*What to produce*. The data below should be printed in full, exactly, and without any of its images.
BEGIN Source data
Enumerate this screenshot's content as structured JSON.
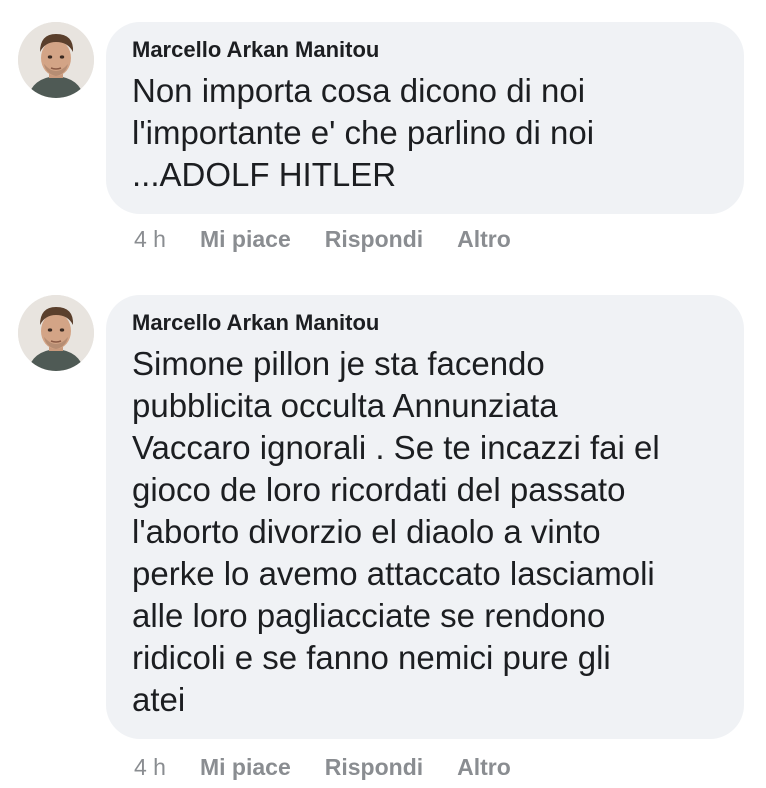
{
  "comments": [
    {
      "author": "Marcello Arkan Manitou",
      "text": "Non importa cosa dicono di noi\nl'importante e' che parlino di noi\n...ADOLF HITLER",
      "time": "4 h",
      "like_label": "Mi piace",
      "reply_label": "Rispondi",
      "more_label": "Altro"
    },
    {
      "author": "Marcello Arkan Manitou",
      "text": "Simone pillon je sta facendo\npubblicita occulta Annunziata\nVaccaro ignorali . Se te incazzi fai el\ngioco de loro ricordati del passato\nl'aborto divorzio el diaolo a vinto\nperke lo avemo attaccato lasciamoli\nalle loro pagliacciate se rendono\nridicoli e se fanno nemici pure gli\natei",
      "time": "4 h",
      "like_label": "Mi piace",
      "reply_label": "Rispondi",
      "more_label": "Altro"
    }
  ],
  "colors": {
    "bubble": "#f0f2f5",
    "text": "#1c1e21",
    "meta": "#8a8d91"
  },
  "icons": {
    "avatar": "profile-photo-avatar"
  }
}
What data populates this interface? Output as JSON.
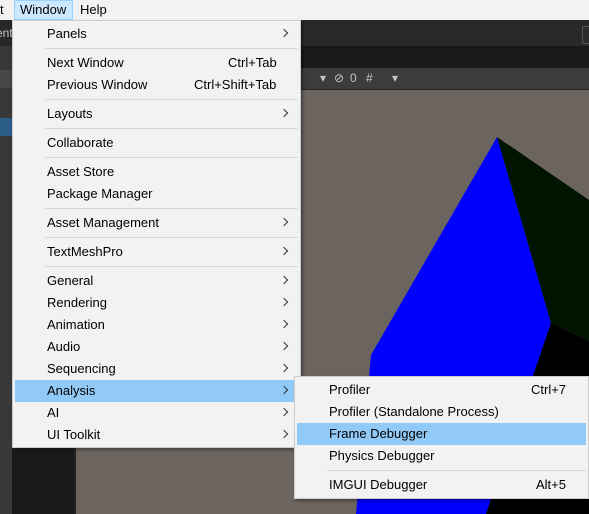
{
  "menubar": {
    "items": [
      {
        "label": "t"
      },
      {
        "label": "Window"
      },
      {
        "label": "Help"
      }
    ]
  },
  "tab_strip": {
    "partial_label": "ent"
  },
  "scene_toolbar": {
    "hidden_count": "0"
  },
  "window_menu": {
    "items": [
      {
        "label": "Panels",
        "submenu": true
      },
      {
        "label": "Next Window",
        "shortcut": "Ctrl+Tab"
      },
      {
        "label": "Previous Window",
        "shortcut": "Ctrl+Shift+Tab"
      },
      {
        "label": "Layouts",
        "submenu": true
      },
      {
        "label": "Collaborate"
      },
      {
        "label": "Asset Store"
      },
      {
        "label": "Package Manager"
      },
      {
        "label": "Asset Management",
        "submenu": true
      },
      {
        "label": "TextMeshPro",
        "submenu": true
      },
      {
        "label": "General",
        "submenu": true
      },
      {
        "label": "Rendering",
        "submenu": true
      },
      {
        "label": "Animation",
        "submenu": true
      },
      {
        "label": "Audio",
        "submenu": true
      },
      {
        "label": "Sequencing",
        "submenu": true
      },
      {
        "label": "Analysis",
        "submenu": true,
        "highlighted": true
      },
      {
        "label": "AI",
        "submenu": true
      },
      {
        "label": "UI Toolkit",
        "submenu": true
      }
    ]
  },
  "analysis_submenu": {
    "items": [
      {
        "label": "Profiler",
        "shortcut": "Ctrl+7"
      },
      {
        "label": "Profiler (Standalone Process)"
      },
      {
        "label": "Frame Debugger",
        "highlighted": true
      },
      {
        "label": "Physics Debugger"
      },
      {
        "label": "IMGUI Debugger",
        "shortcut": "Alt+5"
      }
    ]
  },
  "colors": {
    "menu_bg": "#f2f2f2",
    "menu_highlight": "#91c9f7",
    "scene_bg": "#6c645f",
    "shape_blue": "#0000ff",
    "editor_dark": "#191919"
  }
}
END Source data
*Your solution*.
Enumerate this screenshot's content as structured JSON.
{
  "comments": [
    {
      "author": "Marcello Arkan Manitou",
      "text": "Non importa cosa dicono di noi\nl'importante e' che parlino di noi\n...ADOLF HITLER",
      "time": "4 h",
      "like_label": "Mi piace",
      "reply_label": "Rispondi",
      "more_label": "Altro"
    },
    {
      "author": "Marcello Arkan Manitou",
      "text": "Simone pillon je sta facendo\npubblicita occulta Annunziata\nVaccaro ignorali . Se te incazzi fai el\ngioco de loro ricordati del passato\nl'aborto divorzio el diaolo a vinto\nperke lo avemo attaccato lasciamoli\nalle loro pagliacciate se rendono\nridicoli e se fanno nemici pure gli\natei",
      "time": "4 h",
      "like_label": "Mi piace",
      "reply_label": "Rispondi",
      "more_label": "Altro"
    }
  ],
  "colors": {
    "bubble": "#f0f2f5",
    "text": "#1c1e21",
    "meta": "#8a8d91"
  },
  "icons": {
    "avatar": "profile-photo-avatar"
  }
}
What data populates this interface? Output as JSON.
{
  "menubar": {
    "items": [
      {
        "label": "t"
      },
      {
        "label": "Window"
      },
      {
        "label": "Help"
      }
    ]
  },
  "tab_strip": {
    "partial_label": "ent"
  },
  "scene_toolbar": {
    "hidden_count": "0"
  },
  "window_menu": {
    "items": [
      {
        "label": "Panels",
        "submenu": true
      },
      {
        "label": "Next Window",
        "shortcut": "Ctrl+Tab"
      },
      {
        "label": "Previous Window",
        "shortcut": "Ctrl+Shift+Tab"
      },
      {
        "label": "Layouts",
        "submenu": true
      },
      {
        "label": "Collaborate"
      },
      {
        "label": "Asset Store"
      },
      {
        "label": "Package Manager"
      },
      {
        "label": "Asset Management",
        "submenu": true
      },
      {
        "label": "TextMeshPro",
        "submenu": true
      },
      {
        "label": "General",
        "submenu": true
      },
      {
        "label": "Rendering",
        "submenu": true
      },
      {
        "label": "Animation",
        "submenu": true
      },
      {
        "label": "Audio",
        "submenu": true
      },
      {
        "label": "Sequencing",
        "submenu": true
      },
      {
        "label": "Analysis",
        "submenu": true,
        "highlighted": true
      },
      {
        "label": "AI",
        "submenu": true
      },
      {
        "label": "UI Toolkit",
        "submenu": true
      }
    ]
  },
  "analysis_submenu": {
    "items": [
      {
        "label": "Profiler",
        "shortcut": "Ctrl+7"
      },
      {
        "label": "Profiler (Standalone Process)"
      },
      {
        "label": "Frame Debugger",
        "highlighted": true
      },
      {
        "label": "Physics Debugger"
      },
      {
        "label": "IMGUI Debugger",
        "shortcut": "Alt+5"
      }
    ]
  },
  "colors": {
    "menu_bg": "#f2f2f2",
    "menu_highlight": "#91c9f7",
    "scene_bg": "#6c645f",
    "shape_blue": "#0000ff",
    "editor_dark": "#191919"
  }
}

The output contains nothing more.